Top of Working data

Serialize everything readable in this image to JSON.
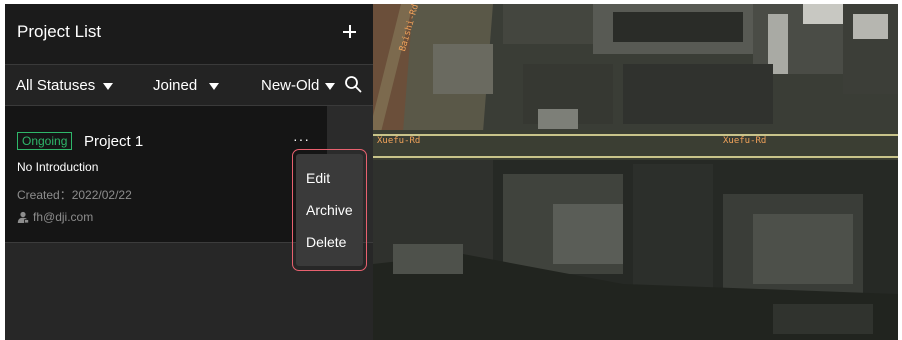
{
  "project_list": {
    "title": "Project List",
    "add_icon": "plus-icon"
  },
  "filters": {
    "status": "All Statuses",
    "membership": "Joined",
    "sort": "New-Old",
    "search_icon": "search-icon"
  },
  "projects": [
    {
      "status": "Ongoing",
      "name": "Project 1",
      "more_label": "···",
      "introduction": "No Introduction",
      "created": "Created：2022/02/22",
      "owner": "fh@dji.com",
      "owner_icon": "user-icon"
    }
  ],
  "context_menu": {
    "items": [
      "Edit",
      "Archive",
      "Delete"
    ]
  },
  "map": {
    "road_labels": [
      "Baishi-Rd",
      "Xuefu-Rd",
      "Xuefu-Rd"
    ]
  },
  "colors": {
    "status_ongoing": "#2fb76a",
    "menu_highlight_border": "#e8616f",
    "road_label": "#f0a25a"
  }
}
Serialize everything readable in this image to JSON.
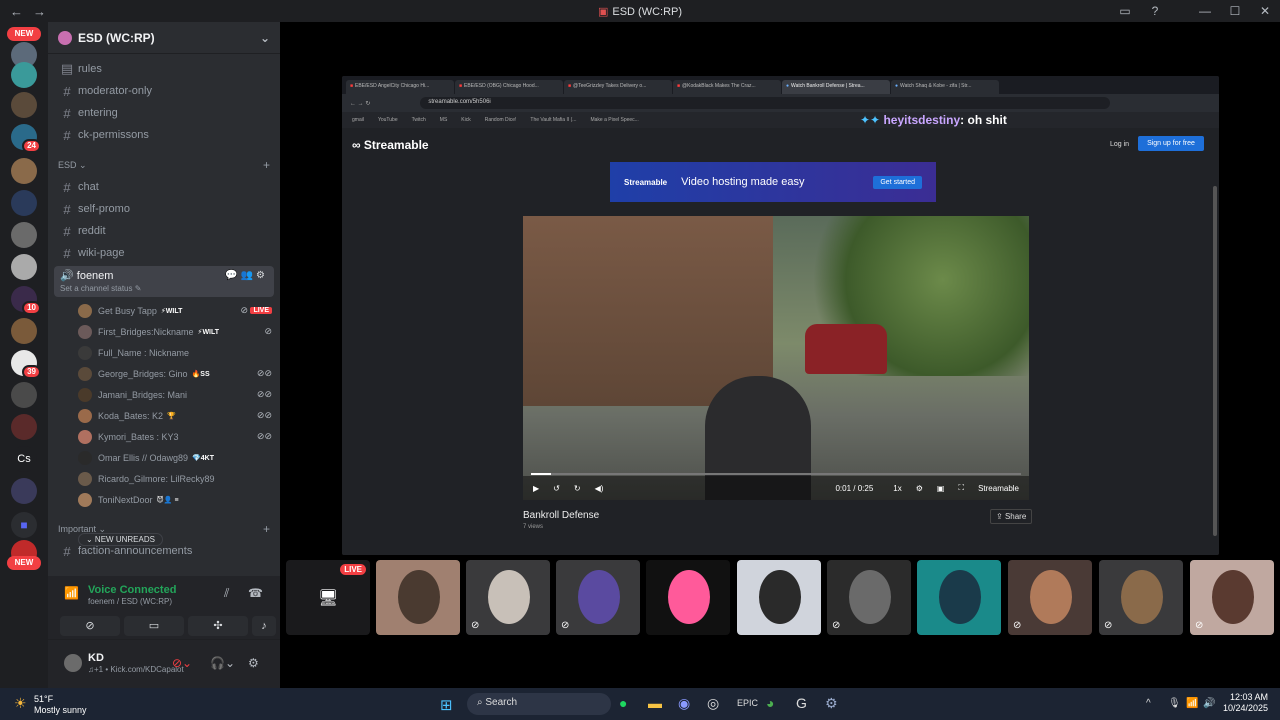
{
  "window": {
    "title": "ESD (WC:RP)",
    "back": "←",
    "forward": "→"
  },
  "server": {
    "name": "ESD (WC:RP)",
    "top_channels": [
      {
        "icon": "▤",
        "label": "rules"
      },
      {
        "icon": "#",
        "label": "moderator-only"
      },
      {
        "icon": "#",
        "label": "entering"
      },
      {
        "icon": "#",
        "label": "ck-permissons"
      }
    ],
    "category_esd": "ESD ⌄",
    "esd_channels": [
      {
        "label": "chat"
      },
      {
        "label": "self-promo"
      },
      {
        "label": "reddit"
      },
      {
        "label": "wiki-page"
      }
    ],
    "voice_channel": {
      "name": "foenem",
      "status": "Set a channel status ✎"
    },
    "members": [
      {
        "name": "Get Busy Tapp",
        "tag": "⚡WILT",
        "live": "LIVE",
        "color": "#8a6a4a"
      },
      {
        "name": "First_Bridges:Nickname",
        "tag": "⚡WILT",
        "color": "#6b5a5a"
      },
      {
        "name": "Full_Name : Nickname",
        "tag": "",
        "color": "#3a3a3a"
      },
      {
        "name": "George_Bridges: Gino",
        "tag": "🔥SS",
        "color": "#5a4a3a"
      },
      {
        "name": "Jamani_Bridges: Mani",
        "tag": "",
        "color": "#4a3a2a"
      },
      {
        "name": "Koda_Bates: K2",
        "tag": "🏆",
        "color": "#9a6a4a"
      },
      {
        "name": "Kymori_Bates : KY3",
        "tag": "",
        "color": "#b07060"
      },
      {
        "name": "Omar Ellis // Odawg89",
        "tag": "💎4KT",
        "color": "#2a2a2a"
      },
      {
        "name": "Ricardo_Gilmore: LilRecky89",
        "tag": "",
        "color": "#6a5a4a"
      },
      {
        "name": "ToniNextDoor",
        "tag": "😈👤 ≡",
        "color": "#a07a5a"
      }
    ],
    "category_important": "Important ⌄",
    "important_channels": [
      {
        "label": "faction-announcements"
      }
    ],
    "new_unreads": "⌄ NEW UNREADS",
    "rail_badges": {
      "new_top": "NEW",
      "b24": "24",
      "b10": "10",
      "b39": "39",
      "new_bottom": "NEW"
    }
  },
  "voice_panel": {
    "title": "Voice Connected",
    "subtitle": "foenem / ESD (WC:RP)"
  },
  "user": {
    "name": "KD",
    "status": "♫+1 • Kick.com/KDCapalot"
  },
  "stream": {
    "tabs": [
      "EBE/ESD AngelCity Chicago Hi...",
      "EBE/ESD (OBG) Chicago Hood...",
      "@TeeGrizzley Takes Delivery o...",
      "@KodakBlack Makes The Craz...",
      "Watch Bankroll Defense | Strea...",
      "Watch Shaq & Kobe - zifa | Str..."
    ],
    "url": "streamable.com/5h506i",
    "bookmarks": [
      "gmail",
      "YouTube",
      "Twitch",
      "MS",
      "Kick",
      "Random Dice!",
      "The Vault Mafia II (...",
      "Make a Pixel Speec..."
    ],
    "chat_user": "heyitsdestiny",
    "chat_msg": ": oh shit",
    "site_logo": "Streamable",
    "login": "Log in",
    "signup": "Sign up for free",
    "ad_logo": "Streamable",
    "ad_text": "Video hosting made easy",
    "ad_button": "Get started",
    "video_time": "0:01 / 0:25",
    "video_speed": "1x",
    "video_brand": "Streamable",
    "video_progress": 0.04,
    "video_title": "Bankroll Defense",
    "video_views": "7 views",
    "share": "Share"
  },
  "strip": {
    "live_label": "LIVE"
  },
  "taskbar": {
    "temp": "51°F",
    "weather": "Mostly sunny",
    "search": "Search",
    "time": "12:03 AM",
    "date": "10/24/2025"
  }
}
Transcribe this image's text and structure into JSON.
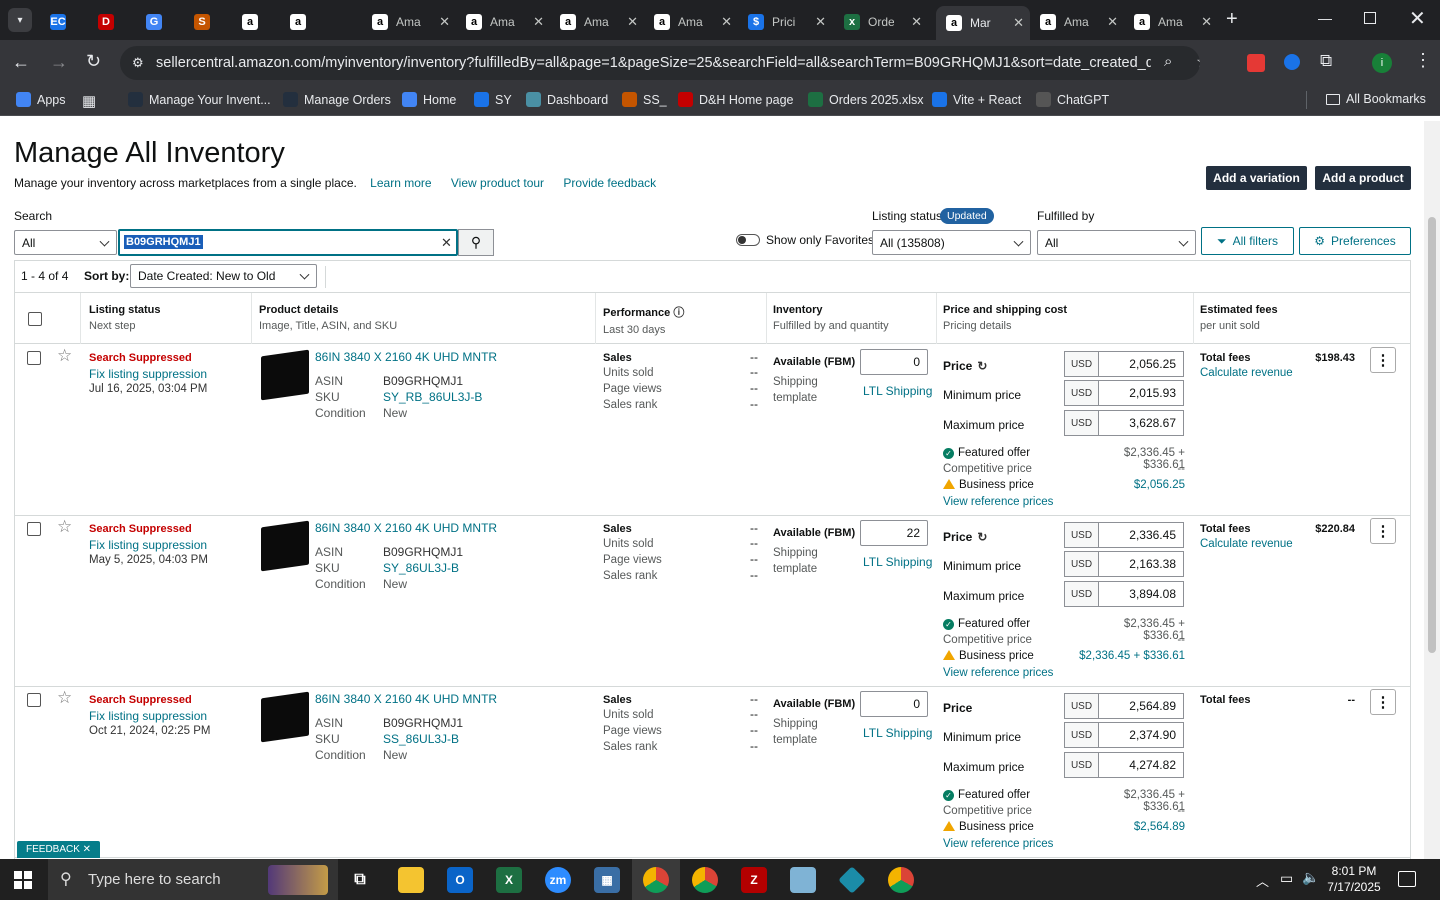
{
  "browser": {
    "tabs": [
      {
        "label": "",
        "fav": "EC",
        "color": "#1a73e8"
      },
      {
        "label": "",
        "fav": "D",
        "color": "#c40000"
      },
      {
        "label": "",
        "fav": "G",
        "color": "#4285f4"
      },
      {
        "label": "",
        "fav": "S",
        "color": "#c45500"
      },
      {
        "label": "",
        "fav": "a",
        "color": "#fff"
      },
      {
        "label": "",
        "fav": "a",
        "color": "#fff"
      },
      {
        "label": "Ama",
        "fav": "a",
        "color": "#fff"
      },
      {
        "label": "Ama",
        "fav": "a",
        "color": "#fff"
      },
      {
        "label": "Ama",
        "fav": "a",
        "color": "#fff"
      },
      {
        "label": "Ama",
        "fav": "a",
        "color": "#fff"
      },
      {
        "label": "Prici",
        "fav": "$",
        "color": "#1a73e8"
      },
      {
        "label": "Orde",
        "fav": "x",
        "color": "#1d6f42"
      },
      {
        "label": "Mar",
        "fav": "a",
        "color": "#fff"
      },
      {
        "label": "Ama",
        "fav": "a",
        "color": "#fff"
      },
      {
        "label": "Ama",
        "fav": "a",
        "color": "#fff"
      }
    ],
    "url": "sellercentral.amazon.com/myinventory/inventory?fulfilledBy=all&page=1&pageSize=25&searchField=all&searchTerm=B09GRHQMJ1&sort=date_created_desc...",
    "bookmarks": [
      "Apps",
      "Manage Your Invent...",
      "Manage Orders",
      "Home",
      "SY",
      "Dashboard",
      "SS_",
      "D&H Home page",
      "Orders 2025.xlsx",
      "Vite + React",
      "ChatGPT"
    ],
    "all_bookmarks": "All Bookmarks"
  },
  "header": {
    "title": "Manage All Inventory",
    "subtitle": "Manage your inventory across marketplaces from a single place.",
    "learn_more": "Learn more",
    "tour": "View product tour",
    "feedback": "Provide feedback",
    "add_variation": "Add a variation",
    "add_product": "Add a product"
  },
  "search": {
    "label": "Search",
    "scope": "All",
    "term": "B09GRHQMJ1",
    "favorites": "Show only Favorites",
    "listing_status_label": "Listing status",
    "updated_badge": "Updated",
    "listing_status_value": "All (135808)",
    "fulfilled_label": "Fulfilled by",
    "fulfilled_value": "All",
    "all_filters": "All filters",
    "preferences": "Preferences"
  },
  "results": {
    "count": "1 - 4 of 4",
    "sort_label": "Sort by:",
    "sort_value": "Date Created: New to Old"
  },
  "columns": [
    {
      "title": "Listing status",
      "sub": "Next step"
    },
    {
      "title": "Product details",
      "sub": "Image, Title, ASIN, and SKU"
    },
    {
      "title": "Performance",
      "sub": "Last 30 days"
    },
    {
      "title": "Inventory",
      "sub": "Fulfilled by and quantity"
    },
    {
      "title": "Price and shipping cost",
      "sub": "Pricing details"
    },
    {
      "title": "Estimated fees",
      "sub": "per unit sold"
    }
  ],
  "labels": {
    "asin": "ASIN",
    "sku": "SKU",
    "condition": "Condition",
    "sales": "Sales",
    "units": "Units sold",
    "views": "Page views",
    "rank": "Sales rank",
    "dash": "--",
    "available": "Available (FBM)",
    "shipping": "Shipping",
    "template": "template",
    "price": "Price",
    "min": "Minimum price",
    "max": "Maximum price",
    "usd": "USD",
    "featured": "Featured offer",
    "competitive": "Competitive price",
    "business": "Business price",
    "ref": "View reference prices",
    "total_fees": "Total fees",
    "calc": "Calculate revenue"
  },
  "rows": [
    {
      "status": "Search Suppressed",
      "next": "Fix listing suppression",
      "date": "Jul 16, 2025, 03:04 PM",
      "title": "86IN 3840 X 2160 4K UHD MNTR",
      "asin": "B09GRHQMJ1",
      "sku": "SY_RB_86UL3J-B",
      "condition": "New",
      "qty": "0",
      "ship": "LTL Shipping",
      "price": "2,056.25",
      "min": "2,015.93",
      "max": "3,628.67",
      "featured": "$2,336.45 + $336.61",
      "competitive": "--",
      "business": "$2,056.25",
      "fees": "$198.43",
      "calc": true,
      "refresh": true
    },
    {
      "status": "Search Suppressed",
      "next": "Fix listing suppression",
      "date": "May 5, 2025, 04:03 PM",
      "title": "86IN 3840 X 2160 4K UHD MNTR",
      "asin": "B09GRHQMJ1",
      "sku": "SY_86UL3J-B",
      "condition": "New",
      "qty": "22",
      "ship": "LTL Shipping",
      "price": "2,336.45",
      "min": "2,163.38",
      "max": "3,894.08",
      "featured": "$2,336.45 + $336.61",
      "competitive": "--",
      "business": "$2,336.45 + $336.61",
      "fees": "$220.84",
      "calc": true,
      "refresh": true
    },
    {
      "status": "Search Suppressed",
      "next": "Fix listing suppression",
      "date": "Oct 21, 2024, 02:25 PM",
      "title": "86IN 3840 X 2160 4K UHD MNTR",
      "asin": "B09GRHQMJ1",
      "sku": "SS_86UL3J-B",
      "condition": "New",
      "qty": "0",
      "ship": "LTL Shipping",
      "price": "2,564.89",
      "min": "2,374.90",
      "max": "4,274.82",
      "featured": "$2,336.45 + $336.61",
      "competitive": "--",
      "business": "$2,564.89",
      "fees": "--",
      "calc": false,
      "refresh": false
    }
  ],
  "feedback_tab": "FEEDBACK",
  "taskbar": {
    "search_placeholder": "Type here to search",
    "time": "8:01 PM",
    "date": "7/17/2025"
  }
}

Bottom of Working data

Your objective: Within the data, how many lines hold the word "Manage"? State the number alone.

Task solution: 4